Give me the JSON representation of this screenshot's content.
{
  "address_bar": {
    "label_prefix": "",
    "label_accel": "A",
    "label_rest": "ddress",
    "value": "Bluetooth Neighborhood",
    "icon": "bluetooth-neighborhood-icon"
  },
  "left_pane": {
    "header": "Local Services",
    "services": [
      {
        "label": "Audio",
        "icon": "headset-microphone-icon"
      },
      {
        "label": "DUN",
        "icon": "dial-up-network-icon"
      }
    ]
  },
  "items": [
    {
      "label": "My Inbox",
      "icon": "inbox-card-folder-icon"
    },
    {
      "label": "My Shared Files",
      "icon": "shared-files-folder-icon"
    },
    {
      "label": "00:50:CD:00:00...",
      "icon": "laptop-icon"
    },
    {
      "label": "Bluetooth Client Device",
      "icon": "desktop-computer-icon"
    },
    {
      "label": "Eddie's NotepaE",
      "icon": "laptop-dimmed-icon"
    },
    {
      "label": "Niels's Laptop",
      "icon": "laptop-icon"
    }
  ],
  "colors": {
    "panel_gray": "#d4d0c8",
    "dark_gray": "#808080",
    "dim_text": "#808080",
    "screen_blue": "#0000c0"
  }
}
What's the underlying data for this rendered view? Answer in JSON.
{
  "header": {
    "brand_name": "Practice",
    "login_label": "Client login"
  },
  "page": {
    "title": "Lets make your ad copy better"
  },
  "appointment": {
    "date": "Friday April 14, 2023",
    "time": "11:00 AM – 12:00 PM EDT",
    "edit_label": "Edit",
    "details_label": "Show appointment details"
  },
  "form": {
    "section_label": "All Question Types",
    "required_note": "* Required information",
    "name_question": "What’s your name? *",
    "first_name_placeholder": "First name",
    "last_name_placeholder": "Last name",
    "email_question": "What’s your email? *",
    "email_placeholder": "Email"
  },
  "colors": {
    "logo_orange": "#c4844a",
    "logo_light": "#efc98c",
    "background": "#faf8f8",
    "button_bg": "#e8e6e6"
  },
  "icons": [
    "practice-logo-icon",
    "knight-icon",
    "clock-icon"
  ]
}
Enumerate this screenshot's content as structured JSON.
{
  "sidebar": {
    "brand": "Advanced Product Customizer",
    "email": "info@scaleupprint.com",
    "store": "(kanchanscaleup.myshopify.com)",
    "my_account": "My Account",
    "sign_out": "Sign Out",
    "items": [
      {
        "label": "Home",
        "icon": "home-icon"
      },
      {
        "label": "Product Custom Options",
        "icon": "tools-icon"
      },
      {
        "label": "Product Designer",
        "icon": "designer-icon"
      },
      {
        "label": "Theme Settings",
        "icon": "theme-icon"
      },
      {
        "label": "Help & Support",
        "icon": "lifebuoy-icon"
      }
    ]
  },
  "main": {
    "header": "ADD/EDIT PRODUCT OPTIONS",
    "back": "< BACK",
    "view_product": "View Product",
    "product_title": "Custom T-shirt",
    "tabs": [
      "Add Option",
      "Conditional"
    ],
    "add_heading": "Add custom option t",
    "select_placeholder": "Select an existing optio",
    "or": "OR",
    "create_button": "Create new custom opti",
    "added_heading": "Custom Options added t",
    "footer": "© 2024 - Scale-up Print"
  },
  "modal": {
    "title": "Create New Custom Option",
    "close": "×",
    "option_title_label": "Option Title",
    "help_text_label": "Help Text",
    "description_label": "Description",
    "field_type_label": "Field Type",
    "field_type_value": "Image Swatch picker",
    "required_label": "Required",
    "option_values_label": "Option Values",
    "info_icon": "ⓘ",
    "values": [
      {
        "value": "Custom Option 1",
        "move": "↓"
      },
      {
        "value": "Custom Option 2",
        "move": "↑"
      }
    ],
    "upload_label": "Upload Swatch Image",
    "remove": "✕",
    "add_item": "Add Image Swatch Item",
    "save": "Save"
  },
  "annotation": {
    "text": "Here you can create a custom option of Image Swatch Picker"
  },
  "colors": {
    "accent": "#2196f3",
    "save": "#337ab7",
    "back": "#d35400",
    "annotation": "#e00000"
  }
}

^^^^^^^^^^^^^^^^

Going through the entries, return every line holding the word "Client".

      "label": "Bluetooth Client Device",
    "login_label": "Client login"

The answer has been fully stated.